Reductionism and fictionalism comments on Siderits' personal identity and buddhist philosophy
David Bourget (Western Ontario)
David Chalmers (ANU, NYU)
Rafael De Clercq
Ezio Di Nucci
Jack Alan Reynolds
Learn more about PhilPapers
As a critic, I am in the unenviable position of agreeing with nearly all of what Mark does in this lucid, erudite and creative book. My comments will hence not be aimed at showing what he got wrong, as much as an attempt from a Madhyamaka point of view to suggest another way of seeing things, in particular another way of seeing how one might think of how Madhyamaka philosophers, such as Någårjuna and Candrak¥rti, see conventional truth, our engagement with conventional truth, and the status of persons. I suspect that this alternative is also in the minds of earlier Buddhist philosophers, and that Madhyamaka may be more an explicit working out of ideas implicit in the tradition than a radical break. If this suspicion—for which I will not argue here—is correct, this alternative is also available to those to whom Mark refers as “reductionists.” I think that this way of seeing things may put certain ideas in Buddhist philosophy into better focus, and may indeed make them more attractive as well.
|Keywords||No keywords specified (fix it)|
|Categories||categorize this paper)|
Setup an account with your affiliations in order to access resources via your University's proxy server
Configure custom proxy (use this if your affiliation does not provide a proxy)
|Through your library||
References found in this work BETA
No references found.
Citations of this work BETA
Mario D'Amato (2013). Buddhist Fictionalism. Sophia 52 (3):409-424.
Similar books and articles
Charles Goodman (2005). Vaibhāsika Metaphoricalism. Philosophy East and West 55 (3):377-393.
Mark Siderits (1997). Buddhist Reductionism. Philosophy East and West 47 (4):455-478.
Mark Siderits (2008). Paleo-Compatibilism and Buddhist Reductionism. Sophia 47 (1):29-42.
Ruth Gamble (2008). Review of Mark Siderits, Personal Identity and Buddhist Philosophy: Empty Persons. [REVIEW] Sophia 47 (1):83-86.
Jay L. Garfield (2002). Empty Words: Buddhist Philosophy and Cross-Cultural Interpretation.
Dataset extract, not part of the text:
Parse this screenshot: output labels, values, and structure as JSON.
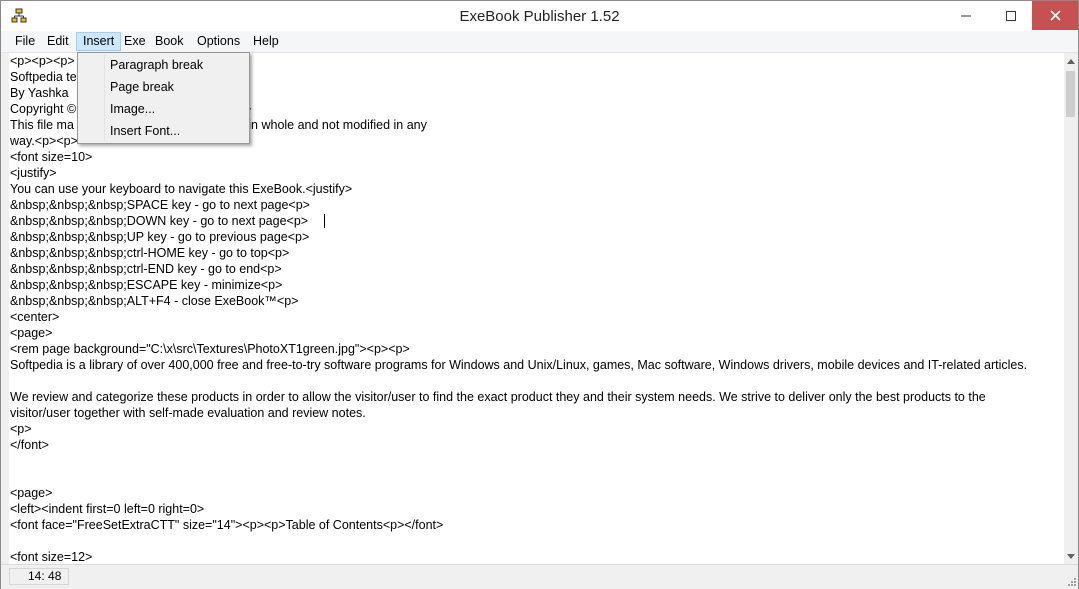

Oxford University Press.
Roy W. Perrett (2002). Personal Identity, Minimalism, and Madhyamaka. Philosophy East and West 52 (3):373-385.
David Seyfort Ruegg (1981). The Literature of the Madhyamaka School of Philosophy in India. Harrassowitz.
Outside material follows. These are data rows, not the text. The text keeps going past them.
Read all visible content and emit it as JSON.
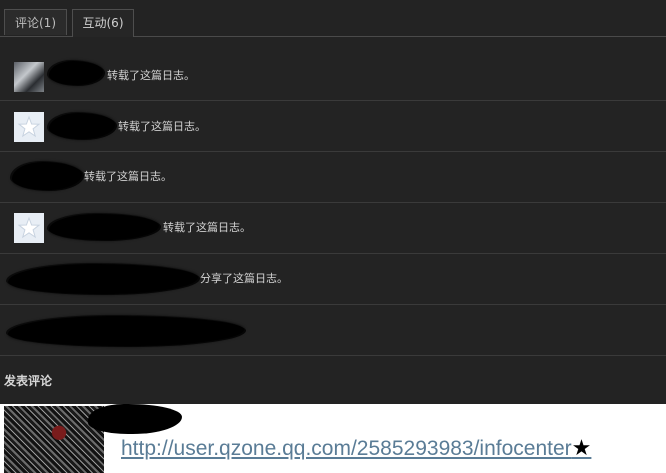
{
  "tabs": [
    {
      "label": "评论(1)",
      "active": false
    },
    {
      "label": "互动(6)",
      "active": true
    }
  ],
  "activities": [
    {
      "avatar": "photo",
      "action": "转载了这篇日志。"
    },
    {
      "avatar": "default-star",
      "action": "转载了这篇日志。"
    },
    {
      "avatar": "none",
      "action": "转载了这篇日志。"
    },
    {
      "avatar": "default-star",
      "action": "转载了这篇日志。"
    },
    {
      "avatar": "none",
      "action": "分享了这篇日志。"
    },
    {
      "avatar": "none",
      "action": ""
    }
  ],
  "comment": {
    "title": "发表评论",
    "link_text": "http://user.qzone.qq.com/2585293983/infocenter",
    "link_suffix": "★"
  },
  "colors": {
    "background": "#232323",
    "text": "#d2d2d2",
    "link": "#5a7c96",
    "divider": "#3a3a3a"
  }
}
Mark Siderits (2005). The Buddhist Unconscious: The Alaya-Vijnana in the Context of Indian Buddhist Thought (Review). Philosophy East and West 55 (2):358-363.
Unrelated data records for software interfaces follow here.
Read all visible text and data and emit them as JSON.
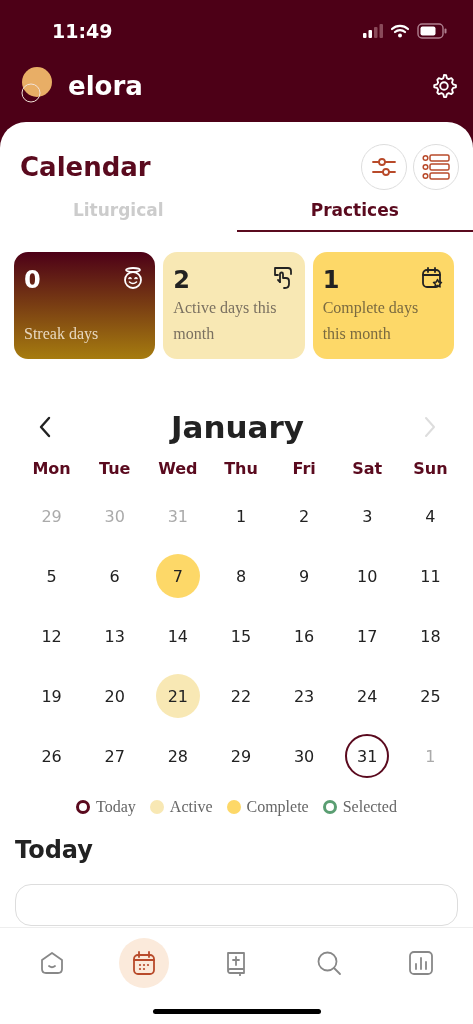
{
  "status_bar": {
    "time": "11:49"
  },
  "header": {
    "username": "elora"
  },
  "page": {
    "title": "Calendar"
  },
  "tabs": [
    {
      "label": "Liturgical",
      "selected": false
    },
    {
      "label": "Practices",
      "selected": true
    }
  ],
  "stats": [
    {
      "kind": "streak",
      "value": "0",
      "label": "Streak days"
    },
    {
      "kind": "active",
      "value": "2",
      "label": "Active days this month"
    },
    {
      "kind": "complete",
      "value": "1",
      "label": "Complete days this month"
    }
  ],
  "calendar": {
    "month": "January",
    "next_disabled": true,
    "weekdays": [
      "Mon",
      "Tue",
      "Wed",
      "Thu",
      "Fri",
      "Sat",
      "Sun"
    ],
    "days": [
      {
        "label": "29",
        "kind": "other"
      },
      {
        "label": "30",
        "kind": "other"
      },
      {
        "label": "31",
        "kind": "other"
      },
      {
        "label": "1",
        "kind": "plain"
      },
      {
        "label": "2",
        "kind": "plain"
      },
      {
        "label": "3",
        "kind": "plain"
      },
      {
        "label": "4",
        "kind": "plain"
      },
      {
        "label": "5",
        "kind": "plain"
      },
      {
        "label": "6",
        "kind": "plain"
      },
      {
        "label": "7",
        "kind": "complete"
      },
      {
        "label": "8",
        "kind": "plain"
      },
      {
        "label": "9",
        "kind": "plain"
      },
      {
        "label": "10",
        "kind": "plain"
      },
      {
        "label": "11",
        "kind": "plain"
      },
      {
        "label": "12",
        "kind": "plain"
      },
      {
        "label": "13",
        "kind": "plain"
      },
      {
        "label": "14",
        "kind": "plain"
      },
      {
        "label": "15",
        "kind": "plain"
      },
      {
        "label": "16",
        "kind": "plain"
      },
      {
        "label": "17",
        "kind": "plain"
      },
      {
        "label": "18",
        "kind": "plain"
      },
      {
        "label": "19",
        "kind": "plain"
      },
      {
        "label": "20",
        "kind": "plain"
      },
      {
        "label": "21",
        "kind": "active"
      },
      {
        "label": "22",
        "kind": "plain"
      },
      {
        "label": "23",
        "kind": "plain"
      },
      {
        "label": "24",
        "kind": "plain"
      },
      {
        "label": "25",
        "kind": "plain"
      },
      {
        "label": "26",
        "kind": "plain"
      },
      {
        "label": "27",
        "kind": "plain"
      },
      {
        "label": "28",
        "kind": "plain"
      },
      {
        "label": "29",
        "kind": "plain"
      },
      {
        "label": "30",
        "kind": "plain"
      },
      {
        "label": "31",
        "kind": "today"
      },
      {
        "label": "1",
        "kind": "other"
      }
    ]
  },
  "legend": [
    {
      "label": "Today",
      "kind": "ring",
      "color": "#5a0a1e"
    },
    {
      "label": "Active",
      "kind": "dot",
      "color": "#f8e8b4"
    },
    {
      "label": "Complete",
      "kind": "dot",
      "color": "#fdd868"
    },
    {
      "label": "Selected",
      "kind": "ring",
      "color": "#5a9e72"
    }
  ],
  "section": {
    "title": "Today"
  },
  "bottom_nav": [
    {
      "kind": "home",
      "selected": false
    },
    {
      "kind": "calendar",
      "selected": true
    },
    {
      "kind": "book",
      "selected": false
    },
    {
      "kind": "search",
      "selected": false
    },
    {
      "kind": "stats",
      "selected": false
    }
  ]
}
Added to index2009-01-28
Total downloads47 ( #87,141 of 1,793,090 )
Recent downloads (6 months)1 ( #463,661 of 1,793,090 )
How can I increase my downloads?